Richarlison and Mason Holgate grab the goals as the Toffees move up the table

Leicester City 0 Everton 2

Everton reasserted their status as serious contenders for honours this season, as they followed up Saturday's win over Chelsea by suppressing Leicester at the King Power. Richarlison opened the scoring in the first half thanks to an uncharacteristic error by Kasper Schmeichel before Mason Holgate struck in the second half to ensure that an accomplished performance by Carlo Ancelotti's team was rewarded with three points.

Brendan Rodgers came into the game knowing that victory could propel his team to the top of the league, at least temporarily, but wound up fretting about an ominous pattern, with this being the fourth time his side have been beaten at home this season by opponents who stifled their creativity.

Leicester began with a swagger and might have opened the scoring after just two minutes thanks to a marvellous run by Harvey Barnes and a pass back by Jamie Vardy to Youri Tielemans, who drilled a low shot just wide from 20 yards.

Soon, however, Everton's strategy began to confound the hosts. Ancelotti's side showed the same compactness that helped them beat Chelsea, while threatening with regular sorties on the counterattack. But Schmeichel had not been busy before the 21st minute when he made a costly misjudgment, pawing feebly at a low shot by Richarlison, who had opened fire from over 20 yards after James Justin allowed him to cut in from the left on to his right foot. Thus the Brazilian claimed his second league goal of a season.

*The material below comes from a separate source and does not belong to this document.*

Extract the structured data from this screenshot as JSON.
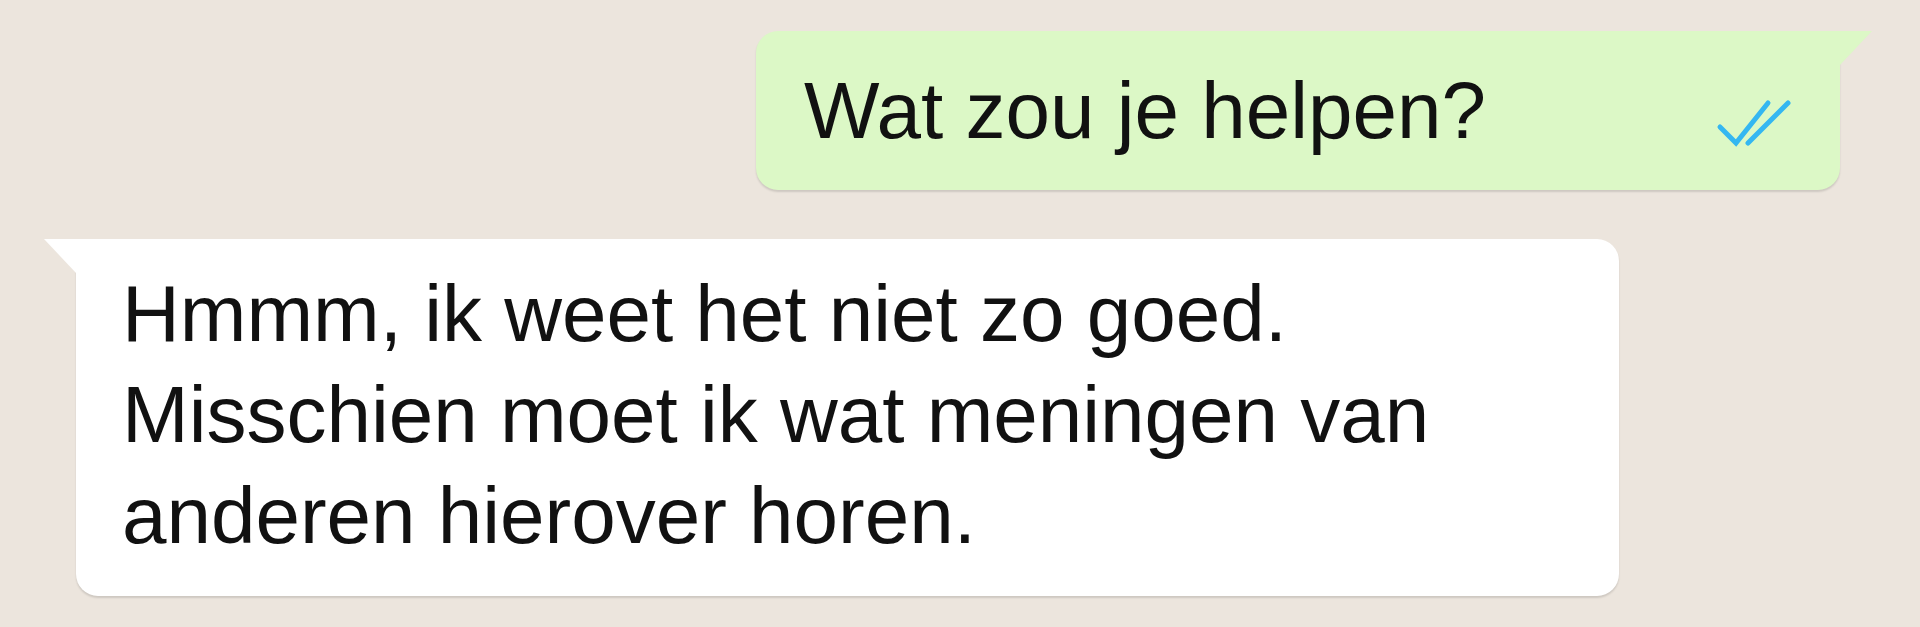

Until then the focus had been on Everton's goalkeeper, with Robin Olsen making only his second start for the club because Ancelotti chose to leave Jordan Pickford on the bench. "It's normal rotation," Ancelotti said. "Jordan is doing really well at the moment but maybe a rest for him could do him good."

Vardy should have tested Olsen’s agility in the 22nd minute after a delicious cross from the right by Justin, but the striker headed straight at the goalkeeper from seven yards.

Leicester struggled to pick apart the diligent visitors, for whom Allan controlled midfield until he became the latest player to suffer a muscle injury this season and was carried off on a stretcher clutching his hamstring four minutes before half-time.

In the duel between last season’s golden boot winner and the player who has scored one more than him this season, Dominic Calvert-Lewin got a chance to edge further clear of Vardy but, like the Leicester player earlier, headed straight at the goalkeeper after a fine cross from the right. Schmeichel made no mistake this time.

With Barnes having faded after his early burst, Maddison seemed the most likely source of creativity for the hosts but Everton, well organised and dynamic, kept close tabs on him. It is at times like these that the absences of full backs as intrepid as Ricardo Pereira and Timothy Castagne are felt particularly acutely. Justin, mind you, has developed very impressively this season and made regular gains down the right, with Richarlison reluctant to track his runs. Ancelotti recognised that problem in the second half and switched Richarlson to the other flank, where Christian Fuchs was less adventurous, so that Alex Iwobi could deal with Justin.

Rodgers cast on Ayoze Pérez with half an hour to go in the hope the Spaniard would add creativity. But Leicester were undone by another of their recurring problems this season, as they conceded from a set piece in the 72nd minute. Gylfi Sigurdsson’s delivery from a corner was exceptional, and Schmeichel produced a pair of extraordinary saves, first to block Michael Keane’s header and then to push Calvert-Lewin’s follow-up on to the bar. But the goalkeeper was helpless to stop Holgate from ramming the next rebound into the net from close range.

Leicester were denied a route back into the game when referee Lee Mason reversed a penalty decision in the 84th minute after checking André Gomes’s challenge on Pérez on the screen by the side of the pitch. – Guardian